The task - Please output the data exactly, without omitting anything.
═══ Dataset excerpts ═══
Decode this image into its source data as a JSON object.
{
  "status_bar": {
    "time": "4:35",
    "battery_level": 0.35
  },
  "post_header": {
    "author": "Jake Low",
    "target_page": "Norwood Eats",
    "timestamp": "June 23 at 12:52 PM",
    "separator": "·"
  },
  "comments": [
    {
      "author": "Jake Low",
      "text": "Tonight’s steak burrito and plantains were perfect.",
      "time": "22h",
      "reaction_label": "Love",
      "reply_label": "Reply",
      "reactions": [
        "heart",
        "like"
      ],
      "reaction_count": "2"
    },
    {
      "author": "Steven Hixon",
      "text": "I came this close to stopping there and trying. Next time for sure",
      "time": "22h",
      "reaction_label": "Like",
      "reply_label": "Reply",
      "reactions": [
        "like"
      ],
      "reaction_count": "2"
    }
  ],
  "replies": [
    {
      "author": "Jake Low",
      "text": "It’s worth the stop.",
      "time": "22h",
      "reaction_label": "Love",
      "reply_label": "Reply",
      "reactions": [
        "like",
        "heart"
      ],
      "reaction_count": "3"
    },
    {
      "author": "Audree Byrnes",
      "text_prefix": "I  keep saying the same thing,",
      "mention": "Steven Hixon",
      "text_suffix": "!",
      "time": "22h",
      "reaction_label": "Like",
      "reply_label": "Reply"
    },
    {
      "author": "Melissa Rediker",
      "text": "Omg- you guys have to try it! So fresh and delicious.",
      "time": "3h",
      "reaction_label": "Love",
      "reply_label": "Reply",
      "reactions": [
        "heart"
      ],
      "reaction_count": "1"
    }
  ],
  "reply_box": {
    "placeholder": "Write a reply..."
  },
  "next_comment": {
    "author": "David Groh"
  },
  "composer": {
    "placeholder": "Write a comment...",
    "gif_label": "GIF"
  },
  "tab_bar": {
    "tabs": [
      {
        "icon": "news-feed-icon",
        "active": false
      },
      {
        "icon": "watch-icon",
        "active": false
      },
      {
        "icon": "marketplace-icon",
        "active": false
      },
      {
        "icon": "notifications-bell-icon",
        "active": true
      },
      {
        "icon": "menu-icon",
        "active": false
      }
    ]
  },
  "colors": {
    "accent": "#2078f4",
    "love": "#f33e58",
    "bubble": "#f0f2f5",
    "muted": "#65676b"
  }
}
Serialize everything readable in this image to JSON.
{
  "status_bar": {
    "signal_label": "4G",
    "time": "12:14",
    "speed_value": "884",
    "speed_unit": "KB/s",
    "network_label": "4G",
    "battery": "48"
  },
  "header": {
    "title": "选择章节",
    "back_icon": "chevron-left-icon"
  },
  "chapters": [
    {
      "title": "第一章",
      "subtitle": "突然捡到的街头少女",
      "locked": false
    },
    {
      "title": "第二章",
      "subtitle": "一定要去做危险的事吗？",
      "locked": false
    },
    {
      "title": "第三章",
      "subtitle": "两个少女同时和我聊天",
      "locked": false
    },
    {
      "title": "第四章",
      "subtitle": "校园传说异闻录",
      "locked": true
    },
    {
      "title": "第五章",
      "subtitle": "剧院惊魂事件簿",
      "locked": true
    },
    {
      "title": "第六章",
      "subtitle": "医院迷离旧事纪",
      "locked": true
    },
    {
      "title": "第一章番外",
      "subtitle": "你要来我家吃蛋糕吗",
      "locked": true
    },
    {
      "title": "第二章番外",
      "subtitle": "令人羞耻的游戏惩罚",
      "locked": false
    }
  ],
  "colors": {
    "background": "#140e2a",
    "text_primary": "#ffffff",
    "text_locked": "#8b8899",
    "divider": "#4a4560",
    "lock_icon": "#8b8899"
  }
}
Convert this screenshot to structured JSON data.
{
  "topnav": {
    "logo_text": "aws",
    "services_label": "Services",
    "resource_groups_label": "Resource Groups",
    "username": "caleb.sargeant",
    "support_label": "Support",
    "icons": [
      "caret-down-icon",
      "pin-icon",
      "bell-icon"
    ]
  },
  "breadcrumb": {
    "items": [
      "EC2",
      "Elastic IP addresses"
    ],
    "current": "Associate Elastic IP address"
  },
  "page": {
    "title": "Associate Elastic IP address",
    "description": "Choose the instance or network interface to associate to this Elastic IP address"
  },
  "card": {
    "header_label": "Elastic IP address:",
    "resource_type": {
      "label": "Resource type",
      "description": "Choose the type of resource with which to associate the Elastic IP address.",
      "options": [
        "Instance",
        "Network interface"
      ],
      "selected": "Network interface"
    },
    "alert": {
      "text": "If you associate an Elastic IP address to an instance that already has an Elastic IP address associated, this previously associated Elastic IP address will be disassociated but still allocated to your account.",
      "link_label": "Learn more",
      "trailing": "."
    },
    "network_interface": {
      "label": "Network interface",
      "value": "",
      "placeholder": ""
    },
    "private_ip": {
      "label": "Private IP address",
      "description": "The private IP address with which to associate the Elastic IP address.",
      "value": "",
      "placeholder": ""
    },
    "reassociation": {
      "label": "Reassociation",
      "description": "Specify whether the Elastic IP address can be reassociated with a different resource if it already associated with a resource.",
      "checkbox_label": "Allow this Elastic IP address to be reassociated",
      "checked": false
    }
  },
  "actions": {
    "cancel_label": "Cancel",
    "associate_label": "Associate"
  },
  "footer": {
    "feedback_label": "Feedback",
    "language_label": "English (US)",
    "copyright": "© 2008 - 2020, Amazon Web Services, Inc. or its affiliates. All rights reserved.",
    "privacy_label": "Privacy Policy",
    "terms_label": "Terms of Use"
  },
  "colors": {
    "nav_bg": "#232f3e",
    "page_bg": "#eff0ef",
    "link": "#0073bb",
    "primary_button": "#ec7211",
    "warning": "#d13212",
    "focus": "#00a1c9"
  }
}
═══
Written answer -
Decode this image into its source data as a JSON object.
{
  "status_bar": {
    "time": "4:35",
    "battery_level": 0.35
  },
  "post_header": {
    "author": "Jake Low",
    "target_page": "Norwood Eats",
    "timestamp": "June 23 at 12:52 PM",
    "separator": "·"
  },
  "comments": [
    {
      "author": "Jake Low",
      "text": "Tonight’s steak burrito and plantains were perfect.",
      "time": "22h",
      "reaction_label": "Love",
      "reply_label": "Reply",
      "reactions": [
        "heart",
        "like"
      ],
      "reaction_count": "2"
    },
    {
      "author": "Steven Hixon",
      "text": "I came this close to stopping there and trying. Next time for sure",
      "time": "22h",
      "reaction_label": "Like",
      "reply_label": "Reply",
      "reactions": [
        "like"
      ],
      "reaction_count": "2"
    }
  ],
  "replies": [
    {
      "author": "Jake Low",
      "text": "It’s worth the stop.",
      "time": "22h",
      "reaction_label": "Love",
      "reply_label": "Reply",
      "reactions": [
        "like",
        "heart"
      ],
      "reaction_count": "3"
    },
    {
      "author": "Audree Byrnes",
      "text_prefix": "I  keep saying the same thing,",
      "mention": "Steven Hixon",
      "text_suffix": "!",
      "time": "22h",
      "reaction_label": "Like",
      "reply_label": "Reply"
    },
    {
      "author": "Melissa Rediker",
      "text": "Omg- you guys have to try it! So fresh and delicious.",
      "time": "3h",
      "reaction_label": "Love",
      "reply_label": "Reply",
      "reactions": [
        "heart"
      ],
      "reaction_count": "1"
    }
  ],
  "reply_box": {
    "placeholder": "Write a reply..."
  },
  "next_comment": {
    "author": "David Groh"
  },
  "composer": {
    "placeholder": "Write a comment...",
    "gif_label": "GIF"
  },
  "tab_bar": {
    "tabs": [
      {
        "icon": "news-feed-icon",
        "active": false
      },
      {
        "icon": "watch-icon",
        "active": false
      },
      {
        "icon": "marketplace-icon",
        "active": false
      },
      {
        "icon": "notifications-bell-icon",
        "active": true
      },
      {
        "icon": "menu-icon",
        "active": false
      }
    ]
  },
  "colors": {
    "accent": "#2078f4",
    "love": "#f33e58",
    "bubble": "#f0f2f5",
    "muted": "#65676b"
  }
}
Serialize everything readable in this image to JSON.
{
  "status_bar": {
    "signal_label": "4G",
    "time": "12:14",
    "speed_value": "884",
    "speed_unit": "KB/s",
    "network_label": "4G",
    "battery": "48"
  },
  "header": {
    "title": "选择章节",
    "back_icon": "chevron-left-icon"
  },
  "chapters": [
    {
      "title": "第一章",
      "subtitle": "突然捡到的街头少女",
      "locked": false
    },
    {
      "title": "第二章",
      "subtitle": "一定要去做危险的事吗？",
      "locked": false
    },
    {
      "title": "第三章",
      "subtitle": "两个少女同时和我聊天",
      "locked": false
    },
    {
      "title": "第四章",
      "subtitle": "校园传说异闻录",
      "locked": true
    },
    {
      "title": "第五章",
      "subtitle": "剧院惊魂事件簿",
      "locked": true
    },
    {
      "title": "第六章",
      "subtitle": "医院迷离旧事纪",
      "locked": true
    },
    {
      "title": "第一章番外",
      "subtitle": "你要来我家吃蛋糕吗",
      "locked": true
    },
    {
      "title": "第二章番外",
      "subtitle": "令人羞耻的游戏惩罚",
      "locked": false
    }
  ],
  "colors": {
    "background": "#140e2a",
    "text_primary": "#ffffff",
    "text_locked": "#8b8899",
    "divider": "#4a4560",
    "lock_icon": "#8b8899"
  }
}
Convert this screenshot to structured JSON data.
{
  "topnav": {
    "logo_text": "aws",
    "services_label": "Services",
    "resource_groups_label": "Resource Groups",
    "username": "caleb.sargeant",
    "support_label": "Support",
    "icons": [
      "caret-down-icon",
      "pin-icon",
      "bell-icon"
    ]
  },
  "breadcrumb": {
    "items": [
      "EC2",
      "Elastic IP addresses"
    ],
    "current": "Associate Elastic IP address"
  },
  "page": {
    "title": "Associate Elastic IP address",
    "description": "Choose the instance or network interface to associate to this Elastic IP address"
  },
  "card": {
    "header_label": "Elastic IP address:",
    "resource_type": {
      "label": "Resource type",
      "description": "Choose the type of resource with which to associate the Elastic IP address.",
      "options": [
        "Instance",
        "Network interface"
      ],
      "selected": "Network interface"
    },
    "alert": {
      "text": "If you associate an Elastic IP address to an instance that already has an Elastic IP address associated, this previously associated Elastic IP address will be disassociated but still allocated to your account.",
      "link_label": "Learn more",
      "trailing": "."
    },
    "network_interface": {
      "label": "Network interface",
      "value": "",
      "placeholder": ""
    },
    "private_ip": {
      "label": "Private IP address",
      "description": "The private IP address with which to associate the Elastic IP address.",
      "value": "",
      "placeholder": ""
    },
    "reassociation": {
      "label": "Reassociation",
      "description": "Specify whether the Elastic IP address can be reassociated with a different resource if it already associated with a resource.",
      "checkbox_label": "Allow this Elastic IP address to be reassociated",
      "checked": false
    }
  },
  "actions": {
    "cancel_label": "Cancel",
    "associate_label": "Associate"
  },
  "footer": {
    "feedback_label": "Feedback",
    "language_label": "English (US)",
    "copyright": "© 2008 - 2020, Amazon Web Services, Inc. or its affiliates. All rights reserved.",
    "privacy_label": "Privacy Policy",
    "terms_label": "Terms of Use"
  },
  "colors": {
    "nav_bg": "#232f3e",
    "page_bg": "#eff0ef",
    "link": "#0073bb",
    "primary_button": "#ec7211",
    "warning": "#d13212",
    "focus": "#00a1c9"
  }
}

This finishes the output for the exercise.